Groupon India came into being after Groupon’s first ever acquisition, India’s SoSast. The business was initially named “Crazeal” owing to a domain dispute, but eventually Groupon regained its brand name in the market.
On the investment front, Sequoia stands out as the leading investor in India. So far in 2015, Sequoia accounted for about 12% of all Indian startup venture bonds and 33% of the total capital raised by these start-ups, according to data from CrunchBase.
E-commerce: opportunities and issues
One of the major challenges facing Groupon is that the management of e-commerce firms becomes difficult when they are decentralized, both in terms of the day-to-day reporting with advertising new techs and services, the report notes.
Moreover, due to the lack of a major investment by Groupon in its Indian branch, the business failed to live up to the expectations of its parent company. This was reflected in the company’s balance sheet, where the rest-of-the-world segment accounted for just $101 million of the total $925 million revenue collected. Moreover, Ticket Monster, another Asian subsidiary of Groupon, did not contribute much to revenue.

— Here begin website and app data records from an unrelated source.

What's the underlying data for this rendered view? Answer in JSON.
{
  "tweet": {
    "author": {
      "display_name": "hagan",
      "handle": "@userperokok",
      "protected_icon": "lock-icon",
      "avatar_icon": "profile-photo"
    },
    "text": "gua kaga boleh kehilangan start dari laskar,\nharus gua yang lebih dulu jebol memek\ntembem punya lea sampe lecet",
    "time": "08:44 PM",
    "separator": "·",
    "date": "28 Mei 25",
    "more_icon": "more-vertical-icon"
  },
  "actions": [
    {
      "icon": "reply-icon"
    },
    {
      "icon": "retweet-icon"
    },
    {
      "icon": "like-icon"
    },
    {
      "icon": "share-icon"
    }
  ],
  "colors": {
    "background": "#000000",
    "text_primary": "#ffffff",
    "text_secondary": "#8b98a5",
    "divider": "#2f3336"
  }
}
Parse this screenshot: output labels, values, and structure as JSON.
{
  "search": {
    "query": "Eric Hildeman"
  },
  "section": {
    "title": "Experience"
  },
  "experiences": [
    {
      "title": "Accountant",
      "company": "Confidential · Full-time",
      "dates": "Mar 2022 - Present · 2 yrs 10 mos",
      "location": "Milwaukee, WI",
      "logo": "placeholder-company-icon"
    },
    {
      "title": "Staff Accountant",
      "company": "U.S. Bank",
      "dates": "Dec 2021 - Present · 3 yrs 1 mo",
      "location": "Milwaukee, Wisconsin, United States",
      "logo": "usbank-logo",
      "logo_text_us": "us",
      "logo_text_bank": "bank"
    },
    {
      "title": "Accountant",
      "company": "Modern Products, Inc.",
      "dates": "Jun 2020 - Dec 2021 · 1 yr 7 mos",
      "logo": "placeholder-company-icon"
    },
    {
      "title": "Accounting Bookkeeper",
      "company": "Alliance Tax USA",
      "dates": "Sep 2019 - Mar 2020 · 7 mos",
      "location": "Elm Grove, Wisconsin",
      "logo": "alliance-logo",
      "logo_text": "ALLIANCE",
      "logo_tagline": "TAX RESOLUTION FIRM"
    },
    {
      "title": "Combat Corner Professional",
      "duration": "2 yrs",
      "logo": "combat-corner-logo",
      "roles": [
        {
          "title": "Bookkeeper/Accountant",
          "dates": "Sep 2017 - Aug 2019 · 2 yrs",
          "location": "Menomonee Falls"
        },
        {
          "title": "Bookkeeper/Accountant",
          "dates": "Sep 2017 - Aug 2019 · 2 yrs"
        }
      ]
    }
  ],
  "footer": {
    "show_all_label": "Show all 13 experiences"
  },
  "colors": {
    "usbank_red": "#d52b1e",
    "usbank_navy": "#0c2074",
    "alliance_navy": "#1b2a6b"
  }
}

On a related note,, e-commerce is becoming a very big deal in India. Major names in the retail industry like Snapdeal and Flipkart are garnering billions by responding to the needs of the middle-class consumers willing to purchase goods and services online or through mobile phones.